Counsellors that work with persons with disabilities and their families need to understand the experience and process of disability. Well intentioned counselling professionals are subject to the effect of societal and historical beliefs pertaining to disability and may inadvertently perceive people with disabilities as diseased, broken, and in need of fixing without an understanding of this perspective.
Of particular importance is the awareness and consideration of terminology used to describe and refer to traditionally-marginalized groups, including persons with disabilities. Outdated or inaccurate words can encourage and promote, even if unintentional, poor and negative perceptions and feelings about persons with disabilities; some of which include the words “invalid, suffering, afflicted, victim, handicapped, crippled, and wheelchair-bound (Titchkosky, 2001, p. 127).
In addition, counsellors have a professional responsibility to be cognizant of their own word-choice and use of terms when referring to persons with disabilities and its potential impact. More specifically, they need to be mindful of whether they view the person as an individual who has the same rights, needs, and desires as anyone else or if they perceive him as incapable, weak, less than, suffering, pitiful, handicapped, or physically/mentally challenged and so forth (Smart, 2009; Titchkosky, 2001).
Common barriers referred to through personal accounts and the rehabilitation literature stress the fact that many individuals, regardless of disability type, face attitudinal, architectural, environmental, medical, employment, access, and personal barriers. Throughout this process, counsellors who do not regularly work with individuals with disabilities first need to become aware of the fact that such barriers are a reality, even if they cannot visually see or understand them.
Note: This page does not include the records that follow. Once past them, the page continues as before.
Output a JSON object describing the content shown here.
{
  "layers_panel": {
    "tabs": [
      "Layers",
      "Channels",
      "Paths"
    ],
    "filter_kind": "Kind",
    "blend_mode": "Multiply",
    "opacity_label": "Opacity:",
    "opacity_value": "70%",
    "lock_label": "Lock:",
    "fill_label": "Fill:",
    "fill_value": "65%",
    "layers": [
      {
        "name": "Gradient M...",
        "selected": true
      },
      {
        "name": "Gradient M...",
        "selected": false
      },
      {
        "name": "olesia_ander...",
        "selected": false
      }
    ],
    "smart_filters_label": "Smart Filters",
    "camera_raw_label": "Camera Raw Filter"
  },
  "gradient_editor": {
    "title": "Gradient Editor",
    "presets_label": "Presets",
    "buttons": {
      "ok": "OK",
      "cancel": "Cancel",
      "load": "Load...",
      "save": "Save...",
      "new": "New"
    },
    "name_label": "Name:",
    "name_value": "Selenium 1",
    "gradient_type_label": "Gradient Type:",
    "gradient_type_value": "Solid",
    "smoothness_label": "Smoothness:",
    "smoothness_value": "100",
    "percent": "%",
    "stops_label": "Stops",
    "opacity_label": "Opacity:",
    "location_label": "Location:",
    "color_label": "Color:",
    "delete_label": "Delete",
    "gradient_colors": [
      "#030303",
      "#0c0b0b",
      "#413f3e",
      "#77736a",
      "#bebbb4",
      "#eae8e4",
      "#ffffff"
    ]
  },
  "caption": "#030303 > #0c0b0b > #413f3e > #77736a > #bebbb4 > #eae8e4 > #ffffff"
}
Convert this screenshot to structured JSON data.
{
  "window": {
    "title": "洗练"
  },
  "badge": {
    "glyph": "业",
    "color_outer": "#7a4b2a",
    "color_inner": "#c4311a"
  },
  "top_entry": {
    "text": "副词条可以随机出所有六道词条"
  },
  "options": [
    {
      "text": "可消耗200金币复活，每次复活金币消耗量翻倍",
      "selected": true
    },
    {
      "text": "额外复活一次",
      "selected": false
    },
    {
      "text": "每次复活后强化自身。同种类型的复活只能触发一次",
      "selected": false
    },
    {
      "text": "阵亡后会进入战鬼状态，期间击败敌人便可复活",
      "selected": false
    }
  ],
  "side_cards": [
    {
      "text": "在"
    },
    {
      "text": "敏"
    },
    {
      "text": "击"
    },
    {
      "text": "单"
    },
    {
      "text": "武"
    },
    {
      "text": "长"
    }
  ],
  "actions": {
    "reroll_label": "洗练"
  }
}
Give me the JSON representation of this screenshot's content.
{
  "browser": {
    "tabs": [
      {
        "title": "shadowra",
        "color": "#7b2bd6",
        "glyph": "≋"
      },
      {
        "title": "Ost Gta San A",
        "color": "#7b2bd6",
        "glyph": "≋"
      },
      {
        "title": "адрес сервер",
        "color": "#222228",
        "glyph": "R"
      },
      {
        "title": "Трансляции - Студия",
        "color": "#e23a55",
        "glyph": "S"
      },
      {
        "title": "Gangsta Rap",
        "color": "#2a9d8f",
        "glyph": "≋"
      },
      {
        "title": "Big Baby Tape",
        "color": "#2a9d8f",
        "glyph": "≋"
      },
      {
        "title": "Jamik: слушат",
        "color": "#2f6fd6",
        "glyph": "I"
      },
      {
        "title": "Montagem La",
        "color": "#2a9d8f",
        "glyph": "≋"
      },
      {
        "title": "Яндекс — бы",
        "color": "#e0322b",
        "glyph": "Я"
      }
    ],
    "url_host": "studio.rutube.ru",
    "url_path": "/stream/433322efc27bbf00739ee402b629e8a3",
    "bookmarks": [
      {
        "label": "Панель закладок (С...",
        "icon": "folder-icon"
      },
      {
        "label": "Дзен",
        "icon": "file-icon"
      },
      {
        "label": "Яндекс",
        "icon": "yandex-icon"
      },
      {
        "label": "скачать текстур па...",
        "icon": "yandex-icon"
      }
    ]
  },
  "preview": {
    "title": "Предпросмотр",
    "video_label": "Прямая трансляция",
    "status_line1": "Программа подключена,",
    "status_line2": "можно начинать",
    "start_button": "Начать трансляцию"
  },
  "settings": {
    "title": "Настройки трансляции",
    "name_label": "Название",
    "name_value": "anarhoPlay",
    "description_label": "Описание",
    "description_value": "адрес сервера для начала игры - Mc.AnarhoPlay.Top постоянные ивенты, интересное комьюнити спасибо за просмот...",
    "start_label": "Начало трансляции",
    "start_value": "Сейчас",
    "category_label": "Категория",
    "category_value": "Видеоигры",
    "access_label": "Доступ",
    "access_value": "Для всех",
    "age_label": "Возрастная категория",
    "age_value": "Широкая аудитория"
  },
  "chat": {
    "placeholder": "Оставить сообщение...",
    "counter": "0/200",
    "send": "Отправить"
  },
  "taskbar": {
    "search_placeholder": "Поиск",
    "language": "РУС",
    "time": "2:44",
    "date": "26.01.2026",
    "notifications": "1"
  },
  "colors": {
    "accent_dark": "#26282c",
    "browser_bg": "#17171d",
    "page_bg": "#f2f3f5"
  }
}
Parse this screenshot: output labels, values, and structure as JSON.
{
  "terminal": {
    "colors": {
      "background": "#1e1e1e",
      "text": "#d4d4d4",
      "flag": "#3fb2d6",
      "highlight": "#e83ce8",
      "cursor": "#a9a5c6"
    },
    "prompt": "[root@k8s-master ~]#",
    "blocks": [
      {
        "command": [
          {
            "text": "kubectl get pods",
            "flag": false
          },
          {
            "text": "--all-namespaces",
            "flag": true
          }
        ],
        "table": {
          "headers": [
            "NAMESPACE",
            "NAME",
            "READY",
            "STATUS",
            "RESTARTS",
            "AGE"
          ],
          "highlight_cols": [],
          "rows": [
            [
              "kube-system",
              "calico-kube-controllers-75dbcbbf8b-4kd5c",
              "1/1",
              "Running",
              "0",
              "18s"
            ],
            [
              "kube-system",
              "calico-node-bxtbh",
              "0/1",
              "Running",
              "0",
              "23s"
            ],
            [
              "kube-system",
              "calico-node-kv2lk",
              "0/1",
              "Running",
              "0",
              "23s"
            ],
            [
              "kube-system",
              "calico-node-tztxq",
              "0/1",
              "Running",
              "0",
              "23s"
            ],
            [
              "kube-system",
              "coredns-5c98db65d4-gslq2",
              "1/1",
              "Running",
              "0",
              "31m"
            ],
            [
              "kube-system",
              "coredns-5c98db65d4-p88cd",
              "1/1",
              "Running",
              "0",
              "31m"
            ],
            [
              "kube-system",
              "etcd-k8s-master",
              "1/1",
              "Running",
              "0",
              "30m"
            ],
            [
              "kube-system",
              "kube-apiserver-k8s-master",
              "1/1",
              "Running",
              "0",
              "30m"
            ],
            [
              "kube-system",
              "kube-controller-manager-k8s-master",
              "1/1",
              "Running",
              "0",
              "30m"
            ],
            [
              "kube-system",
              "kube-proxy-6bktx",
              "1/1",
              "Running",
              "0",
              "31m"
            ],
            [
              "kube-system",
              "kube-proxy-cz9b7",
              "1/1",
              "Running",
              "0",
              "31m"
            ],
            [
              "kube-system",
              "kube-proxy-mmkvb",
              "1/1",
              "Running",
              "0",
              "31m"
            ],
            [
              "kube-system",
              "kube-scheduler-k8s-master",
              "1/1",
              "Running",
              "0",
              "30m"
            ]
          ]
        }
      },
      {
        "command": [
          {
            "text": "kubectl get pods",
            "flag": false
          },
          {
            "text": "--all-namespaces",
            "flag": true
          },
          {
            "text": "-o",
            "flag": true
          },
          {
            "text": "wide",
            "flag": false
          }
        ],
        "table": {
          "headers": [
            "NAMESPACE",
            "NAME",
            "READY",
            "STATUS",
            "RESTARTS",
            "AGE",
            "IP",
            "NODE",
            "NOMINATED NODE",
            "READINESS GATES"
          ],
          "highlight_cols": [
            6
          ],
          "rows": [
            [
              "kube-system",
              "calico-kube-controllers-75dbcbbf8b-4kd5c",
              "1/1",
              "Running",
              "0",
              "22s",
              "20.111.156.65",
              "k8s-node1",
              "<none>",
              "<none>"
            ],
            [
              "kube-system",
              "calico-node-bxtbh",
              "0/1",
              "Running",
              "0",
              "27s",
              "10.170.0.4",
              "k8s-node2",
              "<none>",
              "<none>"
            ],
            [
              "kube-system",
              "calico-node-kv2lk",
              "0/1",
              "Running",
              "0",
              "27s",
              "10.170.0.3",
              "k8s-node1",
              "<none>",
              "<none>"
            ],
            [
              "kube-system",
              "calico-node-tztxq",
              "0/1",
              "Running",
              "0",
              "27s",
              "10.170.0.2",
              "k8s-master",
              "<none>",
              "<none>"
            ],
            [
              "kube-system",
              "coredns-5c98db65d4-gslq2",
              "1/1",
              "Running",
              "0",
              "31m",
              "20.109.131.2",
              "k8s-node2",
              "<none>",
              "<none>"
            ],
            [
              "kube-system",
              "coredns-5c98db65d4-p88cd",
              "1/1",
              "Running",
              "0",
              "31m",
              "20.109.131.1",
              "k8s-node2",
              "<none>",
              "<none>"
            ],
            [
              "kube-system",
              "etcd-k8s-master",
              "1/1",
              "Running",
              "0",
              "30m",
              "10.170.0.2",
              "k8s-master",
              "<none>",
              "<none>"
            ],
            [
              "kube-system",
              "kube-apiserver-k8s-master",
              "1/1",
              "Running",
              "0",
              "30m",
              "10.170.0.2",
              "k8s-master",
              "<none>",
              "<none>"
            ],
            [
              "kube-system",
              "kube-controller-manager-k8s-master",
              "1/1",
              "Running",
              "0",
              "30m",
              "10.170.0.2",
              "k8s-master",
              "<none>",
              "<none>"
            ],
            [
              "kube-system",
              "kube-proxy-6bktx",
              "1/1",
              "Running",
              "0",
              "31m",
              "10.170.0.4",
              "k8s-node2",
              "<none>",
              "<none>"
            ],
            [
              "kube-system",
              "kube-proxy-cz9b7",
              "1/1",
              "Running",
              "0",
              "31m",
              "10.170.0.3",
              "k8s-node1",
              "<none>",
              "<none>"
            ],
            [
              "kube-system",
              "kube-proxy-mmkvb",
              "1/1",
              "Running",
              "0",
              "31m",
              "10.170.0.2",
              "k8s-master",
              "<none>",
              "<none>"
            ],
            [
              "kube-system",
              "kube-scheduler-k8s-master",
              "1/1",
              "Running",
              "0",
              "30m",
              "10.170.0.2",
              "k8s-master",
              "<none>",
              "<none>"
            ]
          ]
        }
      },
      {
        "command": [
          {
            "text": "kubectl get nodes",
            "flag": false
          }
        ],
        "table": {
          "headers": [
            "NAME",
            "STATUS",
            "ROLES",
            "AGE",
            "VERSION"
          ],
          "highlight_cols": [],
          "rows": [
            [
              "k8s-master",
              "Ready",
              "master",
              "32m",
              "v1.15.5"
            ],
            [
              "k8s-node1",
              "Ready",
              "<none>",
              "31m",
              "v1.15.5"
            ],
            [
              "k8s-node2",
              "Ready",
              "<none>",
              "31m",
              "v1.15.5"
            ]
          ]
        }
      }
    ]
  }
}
Counselling Tips for Counselling Professionals
Counsellors who are mindful of these tips will increase their chances of developing an effective therapeutic relationship and understanding of persons with disabilities.
· Being mindful that the expressed negative experiences related to disability are real
· Considering the effects that labels may have on your clients (Smart, 2009)
· Treating persons with disabilities as human beings rather than as their disability
· Building awareness of your own attitudes and biases which may affect the counselling relationship
· Being aware of how persons with disabilities describe themselves
· Respecting the fact the persons with disabilities know their own bodies and experiences
· Getting the necessary training and supervision needed to effectively counsel persons with disabilities
· Paying attention to the abilities and strengths of persons with disabilities and incorporating them into the counselling relationship
· Recognizing that most persons with disabilities do not live their life “focusing” on their disability and limitations
· Identifying counselling topics which make you uncomfortable (i.e., sexuality and disability) so you can address these
· Being willing to have an open mind to the shared experiences within the counselling relationship
Counselors who employ this information and these recommendations as a part of their therapeutic relationships, open themselves up to the possibility of learning about the experience and “voice” of disability. Such efforts have the potential to benefit persons with disabilities, the counseling professional, and the therapeutic relationship.